__Task brief__: Search the entries below. Return every line that has "Reallocate" in it.

App and web page records
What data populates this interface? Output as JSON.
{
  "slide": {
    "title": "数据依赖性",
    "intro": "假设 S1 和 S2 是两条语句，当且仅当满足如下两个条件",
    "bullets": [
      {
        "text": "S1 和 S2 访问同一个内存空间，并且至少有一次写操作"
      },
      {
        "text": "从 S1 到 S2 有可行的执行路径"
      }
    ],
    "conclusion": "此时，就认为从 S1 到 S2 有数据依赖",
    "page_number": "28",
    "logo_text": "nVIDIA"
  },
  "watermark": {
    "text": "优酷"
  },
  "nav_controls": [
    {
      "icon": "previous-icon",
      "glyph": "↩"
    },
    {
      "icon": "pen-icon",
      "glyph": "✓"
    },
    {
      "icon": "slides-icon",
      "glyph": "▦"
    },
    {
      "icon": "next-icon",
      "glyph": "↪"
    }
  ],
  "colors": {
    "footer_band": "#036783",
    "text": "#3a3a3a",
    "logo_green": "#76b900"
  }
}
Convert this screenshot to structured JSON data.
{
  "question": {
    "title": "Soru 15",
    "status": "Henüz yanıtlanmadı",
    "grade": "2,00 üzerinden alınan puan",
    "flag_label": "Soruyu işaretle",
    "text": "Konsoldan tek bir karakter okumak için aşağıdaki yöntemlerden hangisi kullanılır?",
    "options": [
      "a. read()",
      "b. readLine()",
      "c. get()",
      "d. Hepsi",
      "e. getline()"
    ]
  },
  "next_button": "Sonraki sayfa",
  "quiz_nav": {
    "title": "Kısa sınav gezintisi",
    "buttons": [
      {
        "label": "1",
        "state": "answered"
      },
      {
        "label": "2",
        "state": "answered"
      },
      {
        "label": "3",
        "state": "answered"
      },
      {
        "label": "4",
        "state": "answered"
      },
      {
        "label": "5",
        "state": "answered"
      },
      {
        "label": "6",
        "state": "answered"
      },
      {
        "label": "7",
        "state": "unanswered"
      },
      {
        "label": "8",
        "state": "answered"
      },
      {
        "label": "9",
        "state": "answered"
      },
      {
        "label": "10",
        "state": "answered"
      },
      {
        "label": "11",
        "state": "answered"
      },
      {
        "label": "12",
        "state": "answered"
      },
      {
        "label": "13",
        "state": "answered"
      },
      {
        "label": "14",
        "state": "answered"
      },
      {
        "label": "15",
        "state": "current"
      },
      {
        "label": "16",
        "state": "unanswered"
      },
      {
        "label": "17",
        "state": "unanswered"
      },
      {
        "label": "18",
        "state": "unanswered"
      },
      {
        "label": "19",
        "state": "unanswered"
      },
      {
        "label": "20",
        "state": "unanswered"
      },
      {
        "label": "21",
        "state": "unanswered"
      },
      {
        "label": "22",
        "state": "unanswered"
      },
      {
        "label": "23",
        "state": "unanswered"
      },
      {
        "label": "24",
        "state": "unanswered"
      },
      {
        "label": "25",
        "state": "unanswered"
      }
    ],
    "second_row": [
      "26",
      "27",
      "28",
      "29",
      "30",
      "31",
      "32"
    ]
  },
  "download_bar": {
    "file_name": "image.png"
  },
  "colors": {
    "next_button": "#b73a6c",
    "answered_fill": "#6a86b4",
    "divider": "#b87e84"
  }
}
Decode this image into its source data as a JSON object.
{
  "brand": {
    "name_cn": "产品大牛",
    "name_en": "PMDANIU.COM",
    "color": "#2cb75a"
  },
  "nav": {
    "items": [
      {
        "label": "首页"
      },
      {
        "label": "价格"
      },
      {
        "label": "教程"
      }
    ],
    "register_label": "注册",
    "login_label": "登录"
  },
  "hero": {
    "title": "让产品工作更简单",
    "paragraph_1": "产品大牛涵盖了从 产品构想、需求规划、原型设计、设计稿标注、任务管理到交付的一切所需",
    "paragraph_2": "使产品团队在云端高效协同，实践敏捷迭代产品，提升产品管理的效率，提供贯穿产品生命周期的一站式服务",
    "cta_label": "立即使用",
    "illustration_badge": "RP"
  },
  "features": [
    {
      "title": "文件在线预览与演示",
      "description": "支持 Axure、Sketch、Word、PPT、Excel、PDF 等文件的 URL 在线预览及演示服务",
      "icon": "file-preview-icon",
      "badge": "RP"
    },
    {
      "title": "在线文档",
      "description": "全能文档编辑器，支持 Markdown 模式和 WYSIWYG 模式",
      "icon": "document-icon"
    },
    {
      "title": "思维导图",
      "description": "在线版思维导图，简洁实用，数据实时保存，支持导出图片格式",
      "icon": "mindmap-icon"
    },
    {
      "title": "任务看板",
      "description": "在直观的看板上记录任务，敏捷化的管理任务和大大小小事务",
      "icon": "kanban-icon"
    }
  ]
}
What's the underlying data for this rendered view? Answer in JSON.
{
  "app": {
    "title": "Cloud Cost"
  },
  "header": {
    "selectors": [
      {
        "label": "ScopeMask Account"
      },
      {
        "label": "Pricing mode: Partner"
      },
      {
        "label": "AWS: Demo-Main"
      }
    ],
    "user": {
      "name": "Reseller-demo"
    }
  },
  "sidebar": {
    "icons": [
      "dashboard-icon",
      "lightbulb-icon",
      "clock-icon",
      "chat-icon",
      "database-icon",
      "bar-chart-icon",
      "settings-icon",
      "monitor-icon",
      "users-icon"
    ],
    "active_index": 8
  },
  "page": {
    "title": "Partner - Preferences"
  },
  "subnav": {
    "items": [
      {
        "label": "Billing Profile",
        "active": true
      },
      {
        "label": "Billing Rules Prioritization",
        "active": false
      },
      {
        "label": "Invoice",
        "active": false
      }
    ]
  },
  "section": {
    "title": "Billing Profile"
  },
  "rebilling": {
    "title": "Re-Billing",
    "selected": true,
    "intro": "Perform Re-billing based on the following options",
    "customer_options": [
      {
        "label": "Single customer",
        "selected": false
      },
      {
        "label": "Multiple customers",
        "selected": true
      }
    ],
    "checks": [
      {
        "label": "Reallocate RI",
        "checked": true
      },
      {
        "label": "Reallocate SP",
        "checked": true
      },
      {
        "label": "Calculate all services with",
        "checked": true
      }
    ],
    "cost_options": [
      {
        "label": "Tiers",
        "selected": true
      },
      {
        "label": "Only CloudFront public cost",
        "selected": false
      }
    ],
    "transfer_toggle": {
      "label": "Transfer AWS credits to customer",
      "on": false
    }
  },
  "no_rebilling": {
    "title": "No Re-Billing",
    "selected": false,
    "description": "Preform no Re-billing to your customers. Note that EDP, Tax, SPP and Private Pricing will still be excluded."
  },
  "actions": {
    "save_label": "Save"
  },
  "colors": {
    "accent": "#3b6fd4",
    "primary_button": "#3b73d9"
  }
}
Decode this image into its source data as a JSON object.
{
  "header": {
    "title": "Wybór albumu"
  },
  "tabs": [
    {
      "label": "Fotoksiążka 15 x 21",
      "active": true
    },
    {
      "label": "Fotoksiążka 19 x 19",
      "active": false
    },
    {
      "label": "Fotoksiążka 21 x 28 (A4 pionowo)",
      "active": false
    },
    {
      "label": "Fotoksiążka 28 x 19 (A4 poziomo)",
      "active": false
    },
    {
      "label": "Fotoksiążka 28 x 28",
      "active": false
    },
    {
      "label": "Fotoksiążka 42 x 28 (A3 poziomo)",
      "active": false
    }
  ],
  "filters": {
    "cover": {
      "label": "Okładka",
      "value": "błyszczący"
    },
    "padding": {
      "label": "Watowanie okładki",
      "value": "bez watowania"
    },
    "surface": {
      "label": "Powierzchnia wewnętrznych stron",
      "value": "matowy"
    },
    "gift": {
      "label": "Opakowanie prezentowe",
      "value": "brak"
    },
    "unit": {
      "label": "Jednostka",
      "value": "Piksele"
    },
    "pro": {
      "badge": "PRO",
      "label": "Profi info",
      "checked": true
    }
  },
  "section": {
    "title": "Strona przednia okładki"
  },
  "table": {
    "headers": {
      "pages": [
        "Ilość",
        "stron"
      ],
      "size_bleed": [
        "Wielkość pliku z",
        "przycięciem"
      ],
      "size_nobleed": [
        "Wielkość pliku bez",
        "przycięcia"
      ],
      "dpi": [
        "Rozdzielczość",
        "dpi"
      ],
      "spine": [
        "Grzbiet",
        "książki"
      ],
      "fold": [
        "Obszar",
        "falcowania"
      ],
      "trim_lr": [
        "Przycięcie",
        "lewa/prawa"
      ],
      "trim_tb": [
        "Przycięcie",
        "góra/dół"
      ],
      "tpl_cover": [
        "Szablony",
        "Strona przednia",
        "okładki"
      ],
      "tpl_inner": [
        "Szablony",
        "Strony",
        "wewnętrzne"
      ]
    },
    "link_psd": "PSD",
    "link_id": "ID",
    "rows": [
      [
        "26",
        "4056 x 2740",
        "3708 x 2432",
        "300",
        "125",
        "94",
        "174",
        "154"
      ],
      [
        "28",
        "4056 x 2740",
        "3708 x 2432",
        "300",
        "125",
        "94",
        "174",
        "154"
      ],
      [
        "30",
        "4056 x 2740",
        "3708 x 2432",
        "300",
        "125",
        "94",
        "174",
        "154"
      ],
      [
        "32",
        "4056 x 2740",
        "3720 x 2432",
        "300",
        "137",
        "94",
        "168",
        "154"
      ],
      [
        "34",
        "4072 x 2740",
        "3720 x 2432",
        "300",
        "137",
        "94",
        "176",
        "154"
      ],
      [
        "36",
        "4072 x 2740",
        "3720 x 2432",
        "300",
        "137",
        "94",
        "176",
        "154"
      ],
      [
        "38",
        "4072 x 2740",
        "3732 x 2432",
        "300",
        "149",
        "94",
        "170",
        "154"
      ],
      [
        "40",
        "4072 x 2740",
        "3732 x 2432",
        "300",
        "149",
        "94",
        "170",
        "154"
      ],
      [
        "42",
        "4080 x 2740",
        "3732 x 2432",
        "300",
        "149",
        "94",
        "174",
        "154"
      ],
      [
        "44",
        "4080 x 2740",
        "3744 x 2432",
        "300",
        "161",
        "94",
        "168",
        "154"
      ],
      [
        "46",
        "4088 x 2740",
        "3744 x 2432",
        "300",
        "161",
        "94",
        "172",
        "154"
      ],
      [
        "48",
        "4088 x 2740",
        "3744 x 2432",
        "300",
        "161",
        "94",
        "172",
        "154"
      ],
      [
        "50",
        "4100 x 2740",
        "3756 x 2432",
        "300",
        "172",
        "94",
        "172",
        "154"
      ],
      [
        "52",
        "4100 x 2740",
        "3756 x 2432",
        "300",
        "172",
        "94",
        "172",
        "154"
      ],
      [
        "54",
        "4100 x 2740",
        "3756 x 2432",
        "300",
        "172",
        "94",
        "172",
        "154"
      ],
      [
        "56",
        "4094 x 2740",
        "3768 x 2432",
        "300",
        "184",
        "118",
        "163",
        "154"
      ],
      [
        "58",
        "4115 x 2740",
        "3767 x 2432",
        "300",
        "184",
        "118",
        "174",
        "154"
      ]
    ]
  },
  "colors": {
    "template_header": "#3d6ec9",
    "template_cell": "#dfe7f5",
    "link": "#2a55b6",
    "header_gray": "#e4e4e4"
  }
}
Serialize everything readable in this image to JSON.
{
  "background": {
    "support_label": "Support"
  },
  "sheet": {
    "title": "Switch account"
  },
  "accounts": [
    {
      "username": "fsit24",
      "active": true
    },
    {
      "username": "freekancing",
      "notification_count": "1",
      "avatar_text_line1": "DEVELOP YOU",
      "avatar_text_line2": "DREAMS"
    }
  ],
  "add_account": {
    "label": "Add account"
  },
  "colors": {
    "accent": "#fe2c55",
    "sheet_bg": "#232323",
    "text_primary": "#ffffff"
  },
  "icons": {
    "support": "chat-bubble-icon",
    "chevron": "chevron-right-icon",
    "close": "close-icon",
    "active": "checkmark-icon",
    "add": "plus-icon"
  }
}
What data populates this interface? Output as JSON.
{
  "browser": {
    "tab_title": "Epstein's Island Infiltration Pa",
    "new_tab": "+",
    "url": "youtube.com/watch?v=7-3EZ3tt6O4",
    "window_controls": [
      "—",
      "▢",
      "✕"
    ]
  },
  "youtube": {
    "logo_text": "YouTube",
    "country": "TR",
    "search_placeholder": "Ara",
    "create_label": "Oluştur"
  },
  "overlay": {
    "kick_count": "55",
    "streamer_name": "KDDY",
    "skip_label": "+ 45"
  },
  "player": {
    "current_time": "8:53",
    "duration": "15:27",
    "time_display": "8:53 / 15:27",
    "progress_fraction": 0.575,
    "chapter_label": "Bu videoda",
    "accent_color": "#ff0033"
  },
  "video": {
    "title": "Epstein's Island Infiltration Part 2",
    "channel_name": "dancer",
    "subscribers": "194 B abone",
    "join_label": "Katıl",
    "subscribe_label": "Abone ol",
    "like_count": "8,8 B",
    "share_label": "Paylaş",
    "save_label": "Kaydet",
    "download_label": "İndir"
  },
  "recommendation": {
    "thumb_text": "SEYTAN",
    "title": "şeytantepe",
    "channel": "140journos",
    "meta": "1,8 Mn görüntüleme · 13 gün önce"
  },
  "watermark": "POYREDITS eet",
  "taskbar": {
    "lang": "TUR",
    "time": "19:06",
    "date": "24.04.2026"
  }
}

__Answer to the exercise__:
        "label": "Reallocate RI",
        "label": "Reallocate SP",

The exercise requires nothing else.